** Activity **
Return each line below holding the string "name".

** Source material **
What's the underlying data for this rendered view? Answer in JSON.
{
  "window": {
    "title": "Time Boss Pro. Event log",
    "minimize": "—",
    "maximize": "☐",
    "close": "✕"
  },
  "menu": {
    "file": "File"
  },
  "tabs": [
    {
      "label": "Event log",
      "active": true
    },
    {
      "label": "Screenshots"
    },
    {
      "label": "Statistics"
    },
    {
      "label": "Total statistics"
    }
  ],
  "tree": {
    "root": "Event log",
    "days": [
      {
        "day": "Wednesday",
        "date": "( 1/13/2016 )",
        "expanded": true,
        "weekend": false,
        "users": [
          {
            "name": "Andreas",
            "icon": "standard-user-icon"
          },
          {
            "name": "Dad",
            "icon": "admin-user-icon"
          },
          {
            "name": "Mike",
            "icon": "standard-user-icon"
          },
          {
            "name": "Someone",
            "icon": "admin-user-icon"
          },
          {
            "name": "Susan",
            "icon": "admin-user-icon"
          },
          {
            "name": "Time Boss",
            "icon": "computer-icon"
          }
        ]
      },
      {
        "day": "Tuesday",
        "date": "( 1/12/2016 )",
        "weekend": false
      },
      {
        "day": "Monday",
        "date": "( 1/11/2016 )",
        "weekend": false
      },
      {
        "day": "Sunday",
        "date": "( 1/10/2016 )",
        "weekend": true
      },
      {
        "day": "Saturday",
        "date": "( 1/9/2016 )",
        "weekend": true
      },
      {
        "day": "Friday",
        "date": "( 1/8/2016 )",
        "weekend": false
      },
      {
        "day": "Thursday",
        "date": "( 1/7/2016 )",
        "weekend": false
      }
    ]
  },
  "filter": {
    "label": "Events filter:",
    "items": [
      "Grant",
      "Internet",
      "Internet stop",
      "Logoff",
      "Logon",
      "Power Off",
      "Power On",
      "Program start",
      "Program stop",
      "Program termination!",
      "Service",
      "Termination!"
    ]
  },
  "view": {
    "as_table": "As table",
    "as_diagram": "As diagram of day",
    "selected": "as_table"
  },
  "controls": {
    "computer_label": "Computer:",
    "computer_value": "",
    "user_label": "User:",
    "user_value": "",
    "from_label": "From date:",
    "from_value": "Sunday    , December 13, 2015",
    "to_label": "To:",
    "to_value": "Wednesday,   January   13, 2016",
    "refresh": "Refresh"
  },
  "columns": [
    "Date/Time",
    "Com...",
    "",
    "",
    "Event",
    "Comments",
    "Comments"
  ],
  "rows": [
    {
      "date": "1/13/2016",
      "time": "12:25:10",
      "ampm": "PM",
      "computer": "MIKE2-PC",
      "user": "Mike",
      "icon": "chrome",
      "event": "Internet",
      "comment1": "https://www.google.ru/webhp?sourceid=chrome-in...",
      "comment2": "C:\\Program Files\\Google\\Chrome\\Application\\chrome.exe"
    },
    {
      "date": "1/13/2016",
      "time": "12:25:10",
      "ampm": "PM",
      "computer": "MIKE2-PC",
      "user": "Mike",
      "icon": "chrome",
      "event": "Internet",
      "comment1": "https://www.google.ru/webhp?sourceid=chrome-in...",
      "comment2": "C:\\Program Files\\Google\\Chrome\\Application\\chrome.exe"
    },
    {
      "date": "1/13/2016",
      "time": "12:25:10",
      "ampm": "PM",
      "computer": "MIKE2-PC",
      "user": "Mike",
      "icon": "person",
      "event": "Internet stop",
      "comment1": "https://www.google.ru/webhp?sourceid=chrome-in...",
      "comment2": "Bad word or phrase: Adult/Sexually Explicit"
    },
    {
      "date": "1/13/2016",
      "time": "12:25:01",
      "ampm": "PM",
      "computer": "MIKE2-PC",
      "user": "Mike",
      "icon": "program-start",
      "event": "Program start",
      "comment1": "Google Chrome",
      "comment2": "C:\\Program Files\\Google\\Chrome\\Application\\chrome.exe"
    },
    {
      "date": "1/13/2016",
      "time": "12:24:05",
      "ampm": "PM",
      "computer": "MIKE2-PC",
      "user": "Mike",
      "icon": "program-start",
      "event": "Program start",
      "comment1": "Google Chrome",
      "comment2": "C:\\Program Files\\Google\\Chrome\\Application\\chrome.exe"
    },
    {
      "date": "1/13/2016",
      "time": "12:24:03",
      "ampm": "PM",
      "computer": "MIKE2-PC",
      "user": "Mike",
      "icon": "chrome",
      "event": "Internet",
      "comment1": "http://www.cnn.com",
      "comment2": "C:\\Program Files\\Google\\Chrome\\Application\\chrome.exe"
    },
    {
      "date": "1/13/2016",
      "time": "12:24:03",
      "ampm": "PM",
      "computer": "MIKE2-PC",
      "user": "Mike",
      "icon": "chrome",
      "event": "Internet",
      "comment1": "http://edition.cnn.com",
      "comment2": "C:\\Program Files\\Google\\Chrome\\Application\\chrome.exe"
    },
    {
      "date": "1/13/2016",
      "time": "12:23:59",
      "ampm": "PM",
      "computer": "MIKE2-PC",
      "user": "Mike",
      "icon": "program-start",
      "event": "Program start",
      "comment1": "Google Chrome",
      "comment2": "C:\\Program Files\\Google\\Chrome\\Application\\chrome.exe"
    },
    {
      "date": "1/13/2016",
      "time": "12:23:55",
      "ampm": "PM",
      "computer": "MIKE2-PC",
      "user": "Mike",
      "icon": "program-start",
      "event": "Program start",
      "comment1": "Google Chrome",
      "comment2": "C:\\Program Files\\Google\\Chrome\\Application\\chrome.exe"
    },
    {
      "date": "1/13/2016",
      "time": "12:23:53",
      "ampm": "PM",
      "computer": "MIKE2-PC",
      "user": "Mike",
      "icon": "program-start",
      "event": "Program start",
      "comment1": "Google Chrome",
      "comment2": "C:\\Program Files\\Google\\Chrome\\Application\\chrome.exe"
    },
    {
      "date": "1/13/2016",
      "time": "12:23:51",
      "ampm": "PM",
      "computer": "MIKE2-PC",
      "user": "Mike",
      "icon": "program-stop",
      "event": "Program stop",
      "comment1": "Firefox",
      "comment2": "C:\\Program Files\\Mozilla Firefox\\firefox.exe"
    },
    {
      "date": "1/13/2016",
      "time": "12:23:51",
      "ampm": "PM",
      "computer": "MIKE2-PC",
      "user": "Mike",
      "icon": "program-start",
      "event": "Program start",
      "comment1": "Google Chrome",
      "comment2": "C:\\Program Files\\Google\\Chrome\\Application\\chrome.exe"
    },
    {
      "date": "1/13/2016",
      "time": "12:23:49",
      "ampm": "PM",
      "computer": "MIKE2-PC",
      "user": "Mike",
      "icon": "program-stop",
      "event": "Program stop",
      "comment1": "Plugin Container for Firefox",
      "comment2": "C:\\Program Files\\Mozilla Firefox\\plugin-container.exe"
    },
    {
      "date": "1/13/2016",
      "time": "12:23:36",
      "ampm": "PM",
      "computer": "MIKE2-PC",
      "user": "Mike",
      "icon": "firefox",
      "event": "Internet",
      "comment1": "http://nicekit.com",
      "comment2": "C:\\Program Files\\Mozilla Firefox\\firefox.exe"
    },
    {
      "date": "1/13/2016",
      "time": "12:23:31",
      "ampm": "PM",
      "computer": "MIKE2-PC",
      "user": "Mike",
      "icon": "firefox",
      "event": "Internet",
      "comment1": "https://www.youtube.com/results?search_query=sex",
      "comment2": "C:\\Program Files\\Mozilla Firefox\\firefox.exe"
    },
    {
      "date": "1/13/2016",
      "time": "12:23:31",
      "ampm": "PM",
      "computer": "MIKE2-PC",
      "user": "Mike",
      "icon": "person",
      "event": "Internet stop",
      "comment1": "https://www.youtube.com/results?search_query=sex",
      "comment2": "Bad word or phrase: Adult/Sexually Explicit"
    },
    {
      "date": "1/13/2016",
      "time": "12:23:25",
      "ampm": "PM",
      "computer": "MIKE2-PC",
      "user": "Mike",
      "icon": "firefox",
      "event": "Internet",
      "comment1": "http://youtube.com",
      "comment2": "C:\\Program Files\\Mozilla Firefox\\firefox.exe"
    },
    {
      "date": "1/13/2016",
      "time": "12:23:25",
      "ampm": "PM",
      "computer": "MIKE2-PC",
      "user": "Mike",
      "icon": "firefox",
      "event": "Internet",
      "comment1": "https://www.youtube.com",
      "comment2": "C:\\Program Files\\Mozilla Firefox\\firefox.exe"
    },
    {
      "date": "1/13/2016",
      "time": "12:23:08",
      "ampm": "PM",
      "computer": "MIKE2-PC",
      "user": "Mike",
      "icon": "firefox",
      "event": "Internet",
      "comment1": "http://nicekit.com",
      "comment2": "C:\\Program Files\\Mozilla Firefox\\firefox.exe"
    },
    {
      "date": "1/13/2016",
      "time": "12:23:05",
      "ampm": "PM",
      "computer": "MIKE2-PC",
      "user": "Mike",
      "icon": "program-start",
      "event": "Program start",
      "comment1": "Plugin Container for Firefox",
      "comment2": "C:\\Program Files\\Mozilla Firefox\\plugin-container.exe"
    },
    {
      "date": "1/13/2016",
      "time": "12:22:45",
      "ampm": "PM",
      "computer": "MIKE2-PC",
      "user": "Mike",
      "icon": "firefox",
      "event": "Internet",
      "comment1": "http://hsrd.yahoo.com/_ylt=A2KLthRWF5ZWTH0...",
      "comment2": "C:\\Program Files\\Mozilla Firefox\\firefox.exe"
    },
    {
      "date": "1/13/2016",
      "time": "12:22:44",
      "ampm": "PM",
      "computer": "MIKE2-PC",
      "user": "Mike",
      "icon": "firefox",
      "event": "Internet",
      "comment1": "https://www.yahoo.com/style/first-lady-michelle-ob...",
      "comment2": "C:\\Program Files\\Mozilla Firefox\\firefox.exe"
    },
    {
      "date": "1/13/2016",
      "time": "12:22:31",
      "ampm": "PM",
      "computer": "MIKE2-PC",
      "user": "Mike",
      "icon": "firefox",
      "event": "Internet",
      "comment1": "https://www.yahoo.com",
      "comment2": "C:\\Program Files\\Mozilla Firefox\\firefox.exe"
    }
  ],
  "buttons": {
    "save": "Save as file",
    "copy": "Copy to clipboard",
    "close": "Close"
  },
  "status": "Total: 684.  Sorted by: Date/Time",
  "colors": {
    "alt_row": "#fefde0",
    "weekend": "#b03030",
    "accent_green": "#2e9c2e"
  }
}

** Answer for this exercise **
            "name": "Andreas",
            "name": "Dad",
            "name": "Mike",
            "name": "Someone",
            "name": "Susan",
            "name": "Time Boss",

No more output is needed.